* Task to complete
The reply should contain every entry exactly as given, with no pictures in it.
-- Exercise data follows --
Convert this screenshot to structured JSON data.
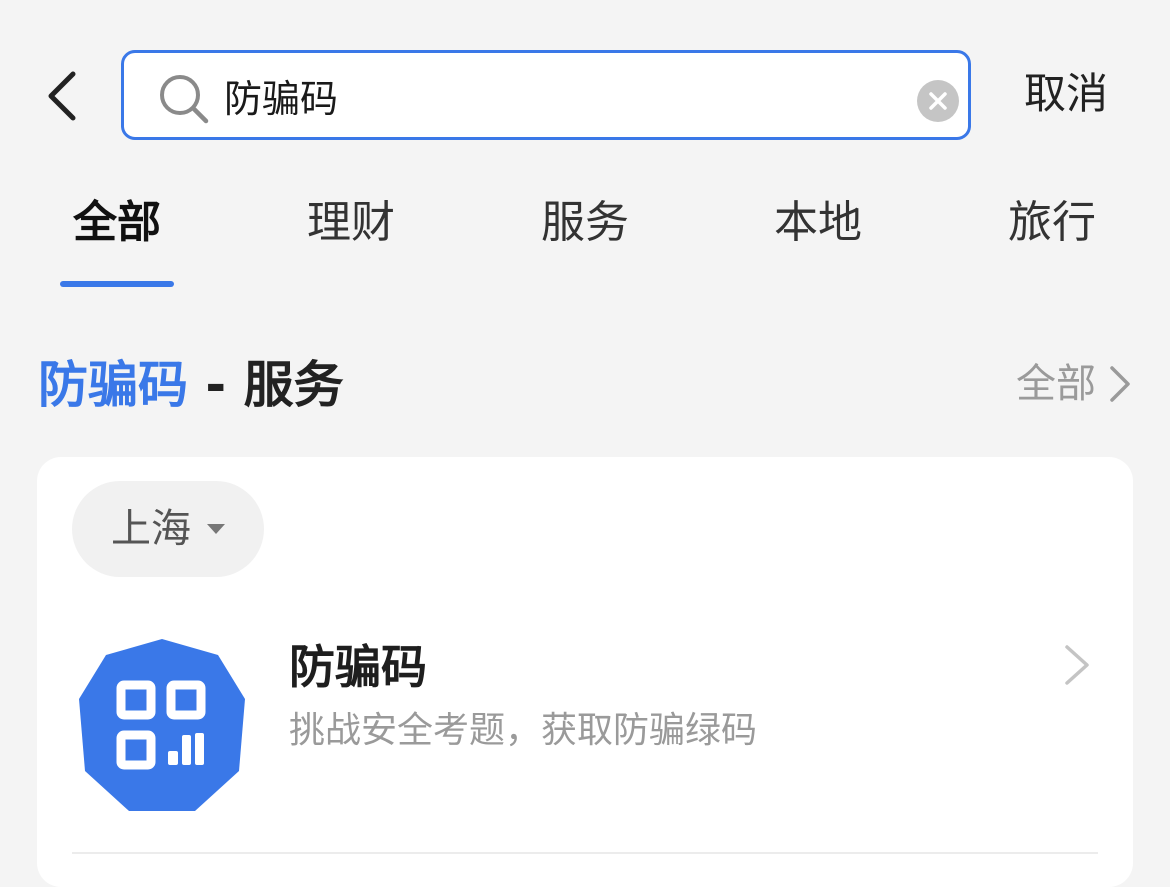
{
  "header": {
    "search_value": "防骗码",
    "search_placeholder": "",
    "cancel_label": "取消"
  },
  "tabs": [
    {
      "label": "全部",
      "active": true
    },
    {
      "label": "理财",
      "active": false
    },
    {
      "label": "服务",
      "active": false
    },
    {
      "label": "本地",
      "active": false
    },
    {
      "label": "旅行",
      "active": false
    }
  ],
  "section": {
    "keyword": "防骗码",
    "separator": " - ",
    "category": "服务",
    "all_label": "全部"
  },
  "card": {
    "city": "上海",
    "result": {
      "name": "防骗码",
      "description": "挑战安全考题，获取防骗绿码",
      "icon": "qr-code-icon"
    }
  },
  "colors": {
    "accent": "#3a78e8",
    "background": "#f4f4f4",
    "card": "#ffffff",
    "muted_text": "#9a9a9a"
  }
}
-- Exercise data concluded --
* Written reply
Convert this screenshot to structured JSON data.
{
  "header": {
    "search_value": "防骗码",
    "search_placeholder": "",
    "cancel_label": "取消"
  },
  "tabs": [
    {
      "label": "全部",
      "active": true
    },
    {
      "label": "理财",
      "active": false
    },
    {
      "label": "服务",
      "active": false
    },
    {
      "label": "本地",
      "active": false
    },
    {
      "label": "旅行",
      "active": false
    }
  ],
  "section": {
    "keyword": "防骗码",
    "separator": " - ",
    "category": "服务",
    "all_label": "全部"
  },
  "card": {
    "city": "上海",
    "result": {
      "name": "防骗码",
      "description": "挑战安全考题，获取防骗绿码",
      "icon": "qr-code-icon"
    }
  },
  "colors": {
    "accent": "#3a78e8",
    "background": "#f4f4f4",
    "card": "#ffffff",
    "muted_text": "#9a9a9a"
  }
}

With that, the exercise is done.